▸ **REQUIREMENT**:
Could you count the lines in the entries beneath that hold the word "erfolgreichsten"? Respond with the number alone.

(Records excerpted from a collection)
☆ ☆ ☆

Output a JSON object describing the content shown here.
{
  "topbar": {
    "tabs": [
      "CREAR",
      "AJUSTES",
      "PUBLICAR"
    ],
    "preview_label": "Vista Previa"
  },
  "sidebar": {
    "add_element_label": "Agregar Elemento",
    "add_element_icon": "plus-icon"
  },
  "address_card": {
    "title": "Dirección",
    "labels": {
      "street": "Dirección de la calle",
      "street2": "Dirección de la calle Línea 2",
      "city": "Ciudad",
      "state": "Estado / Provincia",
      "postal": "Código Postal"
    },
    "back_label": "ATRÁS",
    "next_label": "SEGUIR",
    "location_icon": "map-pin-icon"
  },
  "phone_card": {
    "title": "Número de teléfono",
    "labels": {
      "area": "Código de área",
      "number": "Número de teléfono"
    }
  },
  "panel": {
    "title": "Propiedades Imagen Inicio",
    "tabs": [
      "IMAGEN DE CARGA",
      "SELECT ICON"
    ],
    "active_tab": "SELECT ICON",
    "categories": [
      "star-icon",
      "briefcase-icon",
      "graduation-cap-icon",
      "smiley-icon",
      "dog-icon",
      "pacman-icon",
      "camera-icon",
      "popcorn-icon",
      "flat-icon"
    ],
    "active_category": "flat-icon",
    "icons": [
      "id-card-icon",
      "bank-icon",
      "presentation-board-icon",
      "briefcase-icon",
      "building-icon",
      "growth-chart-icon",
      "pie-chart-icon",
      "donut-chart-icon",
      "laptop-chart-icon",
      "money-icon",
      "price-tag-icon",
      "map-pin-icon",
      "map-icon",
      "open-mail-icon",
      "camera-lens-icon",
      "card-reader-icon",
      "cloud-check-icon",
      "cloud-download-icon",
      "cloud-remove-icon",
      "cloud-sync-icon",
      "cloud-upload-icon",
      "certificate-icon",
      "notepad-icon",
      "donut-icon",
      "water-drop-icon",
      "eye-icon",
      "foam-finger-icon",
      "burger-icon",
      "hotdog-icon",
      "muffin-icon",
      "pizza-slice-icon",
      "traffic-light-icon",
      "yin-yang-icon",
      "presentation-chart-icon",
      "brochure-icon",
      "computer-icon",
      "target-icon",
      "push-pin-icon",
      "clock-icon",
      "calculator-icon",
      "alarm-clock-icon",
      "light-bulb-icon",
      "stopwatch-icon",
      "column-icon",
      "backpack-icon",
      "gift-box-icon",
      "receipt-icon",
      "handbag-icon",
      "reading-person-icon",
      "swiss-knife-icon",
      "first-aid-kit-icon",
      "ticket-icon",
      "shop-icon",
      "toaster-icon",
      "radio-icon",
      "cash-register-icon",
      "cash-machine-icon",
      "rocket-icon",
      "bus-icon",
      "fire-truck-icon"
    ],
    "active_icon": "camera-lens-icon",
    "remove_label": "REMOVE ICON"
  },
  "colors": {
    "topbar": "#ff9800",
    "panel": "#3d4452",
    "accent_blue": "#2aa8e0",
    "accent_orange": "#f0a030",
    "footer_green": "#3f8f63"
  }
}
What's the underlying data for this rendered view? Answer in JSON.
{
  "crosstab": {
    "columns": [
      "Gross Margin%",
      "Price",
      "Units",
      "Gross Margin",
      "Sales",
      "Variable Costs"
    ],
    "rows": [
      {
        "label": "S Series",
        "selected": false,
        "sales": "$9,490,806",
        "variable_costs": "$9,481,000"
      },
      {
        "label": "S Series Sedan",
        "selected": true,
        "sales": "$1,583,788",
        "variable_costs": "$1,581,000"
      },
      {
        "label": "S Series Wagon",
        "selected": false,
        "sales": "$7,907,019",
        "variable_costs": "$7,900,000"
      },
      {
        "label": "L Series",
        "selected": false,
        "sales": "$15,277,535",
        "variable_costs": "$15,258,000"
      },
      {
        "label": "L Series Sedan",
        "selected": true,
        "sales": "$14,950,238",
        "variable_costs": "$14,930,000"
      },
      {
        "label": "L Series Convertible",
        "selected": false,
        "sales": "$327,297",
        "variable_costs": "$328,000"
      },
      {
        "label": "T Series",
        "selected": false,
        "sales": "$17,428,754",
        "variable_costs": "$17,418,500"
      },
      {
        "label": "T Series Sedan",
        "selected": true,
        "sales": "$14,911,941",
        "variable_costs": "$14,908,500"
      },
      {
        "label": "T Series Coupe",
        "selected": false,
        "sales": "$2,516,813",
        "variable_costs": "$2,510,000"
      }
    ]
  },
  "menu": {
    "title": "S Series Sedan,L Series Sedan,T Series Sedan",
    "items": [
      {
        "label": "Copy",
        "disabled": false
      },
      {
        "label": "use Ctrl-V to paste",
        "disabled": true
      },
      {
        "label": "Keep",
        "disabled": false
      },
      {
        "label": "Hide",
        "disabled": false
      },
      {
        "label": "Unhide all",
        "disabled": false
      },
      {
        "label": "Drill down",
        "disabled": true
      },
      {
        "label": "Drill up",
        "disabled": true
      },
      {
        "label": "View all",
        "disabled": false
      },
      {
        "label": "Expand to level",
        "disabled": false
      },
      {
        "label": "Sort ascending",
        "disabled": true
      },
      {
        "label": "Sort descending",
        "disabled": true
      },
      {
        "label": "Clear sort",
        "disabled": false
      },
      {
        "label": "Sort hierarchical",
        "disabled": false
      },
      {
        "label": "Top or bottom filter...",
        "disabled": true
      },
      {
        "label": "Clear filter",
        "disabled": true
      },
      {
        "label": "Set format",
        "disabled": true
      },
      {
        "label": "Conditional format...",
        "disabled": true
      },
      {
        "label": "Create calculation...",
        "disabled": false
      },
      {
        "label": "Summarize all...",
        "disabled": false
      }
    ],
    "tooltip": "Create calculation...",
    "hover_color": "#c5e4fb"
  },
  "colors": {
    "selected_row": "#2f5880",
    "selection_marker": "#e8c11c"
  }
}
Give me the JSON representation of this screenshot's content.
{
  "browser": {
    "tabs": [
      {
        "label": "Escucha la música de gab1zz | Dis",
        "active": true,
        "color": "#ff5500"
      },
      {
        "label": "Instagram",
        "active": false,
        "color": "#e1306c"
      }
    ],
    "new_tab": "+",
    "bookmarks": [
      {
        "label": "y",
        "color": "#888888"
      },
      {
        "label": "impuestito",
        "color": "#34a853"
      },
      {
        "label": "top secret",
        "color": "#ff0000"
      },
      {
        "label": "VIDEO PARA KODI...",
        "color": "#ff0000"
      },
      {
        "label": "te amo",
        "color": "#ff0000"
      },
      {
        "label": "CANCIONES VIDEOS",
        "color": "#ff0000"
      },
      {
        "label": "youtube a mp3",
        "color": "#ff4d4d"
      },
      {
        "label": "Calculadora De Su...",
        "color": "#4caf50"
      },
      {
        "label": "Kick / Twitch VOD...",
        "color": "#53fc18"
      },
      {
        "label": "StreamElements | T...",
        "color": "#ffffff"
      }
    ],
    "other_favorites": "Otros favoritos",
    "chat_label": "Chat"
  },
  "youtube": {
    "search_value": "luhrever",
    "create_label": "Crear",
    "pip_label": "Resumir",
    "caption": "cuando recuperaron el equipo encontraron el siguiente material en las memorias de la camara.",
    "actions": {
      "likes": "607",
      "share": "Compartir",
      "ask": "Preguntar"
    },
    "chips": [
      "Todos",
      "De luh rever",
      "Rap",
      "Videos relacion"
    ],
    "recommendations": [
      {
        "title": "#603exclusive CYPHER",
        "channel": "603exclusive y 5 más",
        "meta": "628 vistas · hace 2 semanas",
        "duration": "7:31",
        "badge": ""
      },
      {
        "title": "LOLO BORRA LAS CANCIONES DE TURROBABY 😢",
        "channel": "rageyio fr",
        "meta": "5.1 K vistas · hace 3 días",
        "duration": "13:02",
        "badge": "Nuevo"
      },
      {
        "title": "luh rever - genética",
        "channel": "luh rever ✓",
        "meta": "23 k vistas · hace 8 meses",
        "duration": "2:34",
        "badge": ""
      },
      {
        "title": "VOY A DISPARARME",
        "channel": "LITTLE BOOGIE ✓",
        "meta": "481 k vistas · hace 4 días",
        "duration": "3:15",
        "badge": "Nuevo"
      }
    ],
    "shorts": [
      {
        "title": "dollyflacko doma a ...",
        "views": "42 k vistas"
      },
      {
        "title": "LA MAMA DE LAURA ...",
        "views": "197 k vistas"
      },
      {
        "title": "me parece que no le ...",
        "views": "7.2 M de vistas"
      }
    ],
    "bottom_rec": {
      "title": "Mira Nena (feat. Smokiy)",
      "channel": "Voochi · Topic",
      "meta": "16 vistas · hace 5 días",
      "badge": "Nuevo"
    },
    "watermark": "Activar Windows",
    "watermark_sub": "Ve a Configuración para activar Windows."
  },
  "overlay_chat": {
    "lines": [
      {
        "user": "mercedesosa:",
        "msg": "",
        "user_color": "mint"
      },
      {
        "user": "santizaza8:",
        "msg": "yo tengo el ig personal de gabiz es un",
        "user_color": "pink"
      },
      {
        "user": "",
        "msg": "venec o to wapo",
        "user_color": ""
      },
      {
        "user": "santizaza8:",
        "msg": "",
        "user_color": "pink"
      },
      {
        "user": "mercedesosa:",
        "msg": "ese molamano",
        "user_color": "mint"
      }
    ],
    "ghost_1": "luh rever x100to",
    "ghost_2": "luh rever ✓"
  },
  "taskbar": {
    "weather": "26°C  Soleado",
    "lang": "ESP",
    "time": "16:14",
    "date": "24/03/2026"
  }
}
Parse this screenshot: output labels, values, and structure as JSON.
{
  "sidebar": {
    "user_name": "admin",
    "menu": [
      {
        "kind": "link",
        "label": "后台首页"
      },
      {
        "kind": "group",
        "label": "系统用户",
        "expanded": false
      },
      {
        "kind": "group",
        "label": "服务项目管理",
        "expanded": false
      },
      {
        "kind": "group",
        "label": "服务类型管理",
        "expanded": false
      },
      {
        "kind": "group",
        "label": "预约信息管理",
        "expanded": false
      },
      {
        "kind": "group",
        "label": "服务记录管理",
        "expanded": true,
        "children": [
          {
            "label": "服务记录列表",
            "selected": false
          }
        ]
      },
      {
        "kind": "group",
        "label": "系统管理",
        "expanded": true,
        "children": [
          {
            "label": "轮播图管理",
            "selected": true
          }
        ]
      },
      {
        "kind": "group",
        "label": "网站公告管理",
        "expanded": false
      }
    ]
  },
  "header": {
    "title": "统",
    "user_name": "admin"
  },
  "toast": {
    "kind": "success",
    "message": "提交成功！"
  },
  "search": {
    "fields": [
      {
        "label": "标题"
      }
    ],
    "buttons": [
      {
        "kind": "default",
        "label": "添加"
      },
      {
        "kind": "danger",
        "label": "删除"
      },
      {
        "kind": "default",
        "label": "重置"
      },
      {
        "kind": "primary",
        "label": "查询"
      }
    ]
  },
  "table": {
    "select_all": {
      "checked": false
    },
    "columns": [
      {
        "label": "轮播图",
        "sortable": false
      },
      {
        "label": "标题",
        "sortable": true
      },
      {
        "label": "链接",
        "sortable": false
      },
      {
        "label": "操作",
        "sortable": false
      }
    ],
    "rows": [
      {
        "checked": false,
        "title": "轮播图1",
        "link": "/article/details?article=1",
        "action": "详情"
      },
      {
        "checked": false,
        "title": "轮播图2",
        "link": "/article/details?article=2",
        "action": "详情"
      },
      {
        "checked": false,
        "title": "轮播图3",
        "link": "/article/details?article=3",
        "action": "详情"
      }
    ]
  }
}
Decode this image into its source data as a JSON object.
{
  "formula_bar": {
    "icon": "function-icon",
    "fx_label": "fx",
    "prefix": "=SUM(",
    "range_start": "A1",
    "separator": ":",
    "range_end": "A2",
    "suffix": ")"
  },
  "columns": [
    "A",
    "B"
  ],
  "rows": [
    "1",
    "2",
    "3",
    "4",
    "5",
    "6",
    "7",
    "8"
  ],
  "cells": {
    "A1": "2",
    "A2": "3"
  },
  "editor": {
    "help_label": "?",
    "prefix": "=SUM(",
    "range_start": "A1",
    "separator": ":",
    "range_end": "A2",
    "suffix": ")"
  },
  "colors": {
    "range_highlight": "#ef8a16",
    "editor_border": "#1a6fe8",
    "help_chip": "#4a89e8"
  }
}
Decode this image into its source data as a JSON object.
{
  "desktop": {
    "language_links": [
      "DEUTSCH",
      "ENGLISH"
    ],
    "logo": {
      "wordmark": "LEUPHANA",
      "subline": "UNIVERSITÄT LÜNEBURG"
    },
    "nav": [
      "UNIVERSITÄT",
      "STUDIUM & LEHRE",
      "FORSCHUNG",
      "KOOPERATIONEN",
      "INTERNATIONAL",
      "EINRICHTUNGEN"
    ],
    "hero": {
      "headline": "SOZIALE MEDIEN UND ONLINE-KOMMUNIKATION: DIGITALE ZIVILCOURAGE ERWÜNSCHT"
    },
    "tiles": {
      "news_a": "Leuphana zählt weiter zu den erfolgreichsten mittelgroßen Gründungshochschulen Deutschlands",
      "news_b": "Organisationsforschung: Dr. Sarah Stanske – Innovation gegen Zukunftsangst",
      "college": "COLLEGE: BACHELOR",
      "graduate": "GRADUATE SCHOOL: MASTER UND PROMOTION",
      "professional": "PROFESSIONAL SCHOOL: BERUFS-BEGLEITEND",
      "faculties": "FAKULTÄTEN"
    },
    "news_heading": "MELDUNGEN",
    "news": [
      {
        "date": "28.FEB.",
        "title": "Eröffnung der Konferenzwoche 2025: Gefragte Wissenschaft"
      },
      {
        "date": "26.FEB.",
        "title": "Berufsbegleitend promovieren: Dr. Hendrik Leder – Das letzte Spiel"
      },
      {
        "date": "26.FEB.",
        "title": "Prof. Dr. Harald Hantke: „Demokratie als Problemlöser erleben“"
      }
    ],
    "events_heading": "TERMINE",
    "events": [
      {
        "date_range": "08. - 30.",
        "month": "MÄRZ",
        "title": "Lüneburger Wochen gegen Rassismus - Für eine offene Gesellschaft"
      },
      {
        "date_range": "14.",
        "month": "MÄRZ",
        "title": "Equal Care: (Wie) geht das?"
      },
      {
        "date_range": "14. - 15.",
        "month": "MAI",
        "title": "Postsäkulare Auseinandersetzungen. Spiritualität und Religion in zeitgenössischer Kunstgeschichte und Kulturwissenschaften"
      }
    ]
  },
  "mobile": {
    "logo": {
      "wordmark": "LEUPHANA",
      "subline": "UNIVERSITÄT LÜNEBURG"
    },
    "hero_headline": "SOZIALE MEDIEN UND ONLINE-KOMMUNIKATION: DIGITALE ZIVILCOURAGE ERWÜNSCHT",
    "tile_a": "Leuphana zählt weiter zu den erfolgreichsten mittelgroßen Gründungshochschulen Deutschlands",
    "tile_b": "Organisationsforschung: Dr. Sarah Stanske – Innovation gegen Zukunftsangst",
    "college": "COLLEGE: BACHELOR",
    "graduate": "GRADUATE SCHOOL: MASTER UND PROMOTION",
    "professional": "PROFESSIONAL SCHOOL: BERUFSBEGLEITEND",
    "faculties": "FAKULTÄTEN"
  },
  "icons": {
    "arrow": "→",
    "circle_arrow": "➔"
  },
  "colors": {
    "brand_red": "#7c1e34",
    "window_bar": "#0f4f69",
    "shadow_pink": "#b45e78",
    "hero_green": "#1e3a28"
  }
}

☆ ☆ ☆

▸ **RESPONSE FOR THIS EXERCISE**:
2